David N. Blank-Edelman

David N. Blank-Edelman


Boston, Massachusetts

Areas of Expertise:

  • sysadmin
  • perl
  • system administration
  • network administration
  • security
  • creativity
  • speaking
  • training
  • writing
David N. Blank-Edelman is the Director of Technology at the Northeastern University College of Computer and Information Science and the author of the O'Reilly book Automating System Administration with Perl. He has spent the last 25 years as a system/network administrator in large multi- platform environments, including Brandeis University, Cambridge Technology Group, and the MIT Media Laboratory. He was the program chair of the LISA 2005 conference and one of the LISA 2006 Invited Talks co-chairs. He delights in finding how creativity can further the field as demonstrated in his off-the-beaten-path invited talks and tutorials at various conferences and speaking engagements.

Automating System Administration with Perl Automating System Administration with Perl
by David N. Blank-Edelman
Second Edition May 2009
Print: $39.99
Ebook: $31.99

Perl for System Administration Perl for System Administration
by David N. Blank-Edelman
July 2000

David N. blogs at:

Bad eggs

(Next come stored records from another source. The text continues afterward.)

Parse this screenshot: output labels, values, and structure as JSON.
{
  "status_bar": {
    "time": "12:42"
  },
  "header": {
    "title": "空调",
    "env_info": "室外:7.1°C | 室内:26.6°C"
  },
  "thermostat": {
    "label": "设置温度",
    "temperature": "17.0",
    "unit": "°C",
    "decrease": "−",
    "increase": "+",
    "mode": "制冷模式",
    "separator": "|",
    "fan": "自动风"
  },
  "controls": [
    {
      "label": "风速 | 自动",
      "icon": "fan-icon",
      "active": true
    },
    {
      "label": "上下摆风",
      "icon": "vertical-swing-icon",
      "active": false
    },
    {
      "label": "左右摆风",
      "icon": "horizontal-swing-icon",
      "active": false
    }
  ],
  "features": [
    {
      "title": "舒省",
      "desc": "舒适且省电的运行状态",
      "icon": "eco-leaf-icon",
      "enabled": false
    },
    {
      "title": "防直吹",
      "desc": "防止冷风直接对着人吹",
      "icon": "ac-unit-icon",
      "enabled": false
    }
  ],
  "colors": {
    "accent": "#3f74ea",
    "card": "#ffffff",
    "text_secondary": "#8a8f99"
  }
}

May 26 2015

For decades, researchers have been trying to figure out how birds identify and reject the eggs that other birds, known as “brood parasites,” sometimes sneak into their nests. These rogue birds don’t build their own nests, they “dump and drive”—they … The post Bad eggs appeared first on Animals. read more

The state of augmented reality

May 26 2015

Attend O’Reilly’s Solid Conference, June 23–25, in San Francisco. Solid is our conference exploring how the collision of software and hardware is fueling the creation of a software-enhanced, networked physical world. Helen Papagiannis will speak at Solid on June 24. … read more

"This is one of those books that make me wish I had a time machine, so I could go back and give it to my past self. I think back to the hours and hours I spent gritting my teeth and picking through all sorts of documentation, whimper- ing, 'Why will nobody tell me just the basics of this stuff, nicely and clearly? Surely if I had a basic understanding and maybe an example, I could beat this to death with a Perl program smoothly and elegantly,' and I hope that the next person stuck in this situation has a copy of this book."
--Elizabeth Zwicky, ;login: The Usenix Magazine, October 2009